(Dataset rows for apps and sites)

>>>>>

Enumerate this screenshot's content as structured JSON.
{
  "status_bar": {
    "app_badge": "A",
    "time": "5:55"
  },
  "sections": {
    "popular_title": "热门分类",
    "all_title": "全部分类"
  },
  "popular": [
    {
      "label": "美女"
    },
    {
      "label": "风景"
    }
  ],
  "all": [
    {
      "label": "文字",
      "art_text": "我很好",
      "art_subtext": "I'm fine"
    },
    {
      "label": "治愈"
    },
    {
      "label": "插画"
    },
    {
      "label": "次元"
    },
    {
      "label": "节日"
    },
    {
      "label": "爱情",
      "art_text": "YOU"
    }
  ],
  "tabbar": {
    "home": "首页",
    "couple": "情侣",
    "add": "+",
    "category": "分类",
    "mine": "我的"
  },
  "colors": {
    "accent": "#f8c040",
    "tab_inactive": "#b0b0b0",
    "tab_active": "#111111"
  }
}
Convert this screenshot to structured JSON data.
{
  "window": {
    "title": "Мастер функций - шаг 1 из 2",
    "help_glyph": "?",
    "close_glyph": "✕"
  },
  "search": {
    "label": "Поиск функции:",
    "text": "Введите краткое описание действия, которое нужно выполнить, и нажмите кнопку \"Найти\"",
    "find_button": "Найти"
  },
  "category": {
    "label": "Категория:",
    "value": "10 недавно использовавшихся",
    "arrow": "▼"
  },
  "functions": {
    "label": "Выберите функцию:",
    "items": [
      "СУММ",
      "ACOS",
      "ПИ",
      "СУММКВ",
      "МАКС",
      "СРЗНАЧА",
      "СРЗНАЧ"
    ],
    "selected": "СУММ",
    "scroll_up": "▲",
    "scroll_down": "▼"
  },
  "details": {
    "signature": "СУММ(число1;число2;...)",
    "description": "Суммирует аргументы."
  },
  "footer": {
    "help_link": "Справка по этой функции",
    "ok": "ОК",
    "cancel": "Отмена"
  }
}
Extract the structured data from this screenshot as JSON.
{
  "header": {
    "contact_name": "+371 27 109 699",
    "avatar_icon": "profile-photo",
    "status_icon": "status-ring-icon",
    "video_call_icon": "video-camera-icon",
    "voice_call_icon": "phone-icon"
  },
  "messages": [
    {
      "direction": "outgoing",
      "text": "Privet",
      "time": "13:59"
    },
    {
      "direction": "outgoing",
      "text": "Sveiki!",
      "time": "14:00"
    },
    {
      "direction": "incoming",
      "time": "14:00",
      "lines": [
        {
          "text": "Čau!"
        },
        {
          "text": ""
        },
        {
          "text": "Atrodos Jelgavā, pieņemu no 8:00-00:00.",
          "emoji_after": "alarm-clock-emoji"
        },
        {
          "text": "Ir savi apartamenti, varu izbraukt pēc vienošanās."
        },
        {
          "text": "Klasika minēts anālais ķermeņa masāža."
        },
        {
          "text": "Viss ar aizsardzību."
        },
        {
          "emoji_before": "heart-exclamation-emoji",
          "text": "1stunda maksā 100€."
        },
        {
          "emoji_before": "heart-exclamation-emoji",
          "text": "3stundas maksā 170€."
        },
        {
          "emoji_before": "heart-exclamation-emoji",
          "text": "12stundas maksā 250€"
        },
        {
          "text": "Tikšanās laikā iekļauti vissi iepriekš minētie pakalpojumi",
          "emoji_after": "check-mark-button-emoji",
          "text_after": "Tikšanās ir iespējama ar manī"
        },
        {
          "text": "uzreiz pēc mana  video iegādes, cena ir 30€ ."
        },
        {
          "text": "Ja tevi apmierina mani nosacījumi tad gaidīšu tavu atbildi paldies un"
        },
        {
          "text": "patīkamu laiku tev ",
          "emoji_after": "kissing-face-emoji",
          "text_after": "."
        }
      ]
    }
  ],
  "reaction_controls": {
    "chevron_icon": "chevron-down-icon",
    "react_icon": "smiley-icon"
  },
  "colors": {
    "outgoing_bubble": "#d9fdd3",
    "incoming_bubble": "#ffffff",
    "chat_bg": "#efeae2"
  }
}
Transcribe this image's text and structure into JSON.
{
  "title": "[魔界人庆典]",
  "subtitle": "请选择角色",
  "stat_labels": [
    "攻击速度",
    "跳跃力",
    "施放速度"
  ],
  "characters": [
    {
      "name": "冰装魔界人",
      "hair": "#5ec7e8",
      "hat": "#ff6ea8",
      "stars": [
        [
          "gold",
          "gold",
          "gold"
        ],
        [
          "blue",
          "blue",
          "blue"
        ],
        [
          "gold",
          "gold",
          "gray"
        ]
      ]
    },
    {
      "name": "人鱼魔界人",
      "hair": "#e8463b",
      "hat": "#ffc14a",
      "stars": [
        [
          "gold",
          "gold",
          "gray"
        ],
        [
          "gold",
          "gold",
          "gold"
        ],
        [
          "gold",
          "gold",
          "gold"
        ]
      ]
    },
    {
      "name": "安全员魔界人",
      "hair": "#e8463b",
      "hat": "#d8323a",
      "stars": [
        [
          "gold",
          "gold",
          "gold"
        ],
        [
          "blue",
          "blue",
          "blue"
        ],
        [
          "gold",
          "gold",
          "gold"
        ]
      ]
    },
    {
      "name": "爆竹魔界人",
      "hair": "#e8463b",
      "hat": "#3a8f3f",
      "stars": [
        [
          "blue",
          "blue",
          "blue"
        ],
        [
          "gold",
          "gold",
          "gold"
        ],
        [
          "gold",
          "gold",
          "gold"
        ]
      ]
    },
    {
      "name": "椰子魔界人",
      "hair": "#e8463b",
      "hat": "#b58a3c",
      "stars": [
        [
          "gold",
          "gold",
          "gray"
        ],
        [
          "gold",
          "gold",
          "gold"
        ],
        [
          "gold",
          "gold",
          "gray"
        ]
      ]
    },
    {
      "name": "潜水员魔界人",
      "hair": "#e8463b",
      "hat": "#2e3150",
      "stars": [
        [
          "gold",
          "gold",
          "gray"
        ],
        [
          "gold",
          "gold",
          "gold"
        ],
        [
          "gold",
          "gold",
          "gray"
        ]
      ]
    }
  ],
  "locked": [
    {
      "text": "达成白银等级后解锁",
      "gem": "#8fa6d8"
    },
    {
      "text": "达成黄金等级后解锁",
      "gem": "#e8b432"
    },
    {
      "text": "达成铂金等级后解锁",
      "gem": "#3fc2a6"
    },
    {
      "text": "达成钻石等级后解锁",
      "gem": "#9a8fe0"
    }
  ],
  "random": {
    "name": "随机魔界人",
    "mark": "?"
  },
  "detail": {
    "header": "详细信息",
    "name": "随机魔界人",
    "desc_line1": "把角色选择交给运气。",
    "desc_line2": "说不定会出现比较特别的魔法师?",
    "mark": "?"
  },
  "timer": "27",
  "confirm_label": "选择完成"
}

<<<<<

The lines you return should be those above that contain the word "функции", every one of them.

    "label": "Поиск функции:",
    "help_link": "Справка по этой функции",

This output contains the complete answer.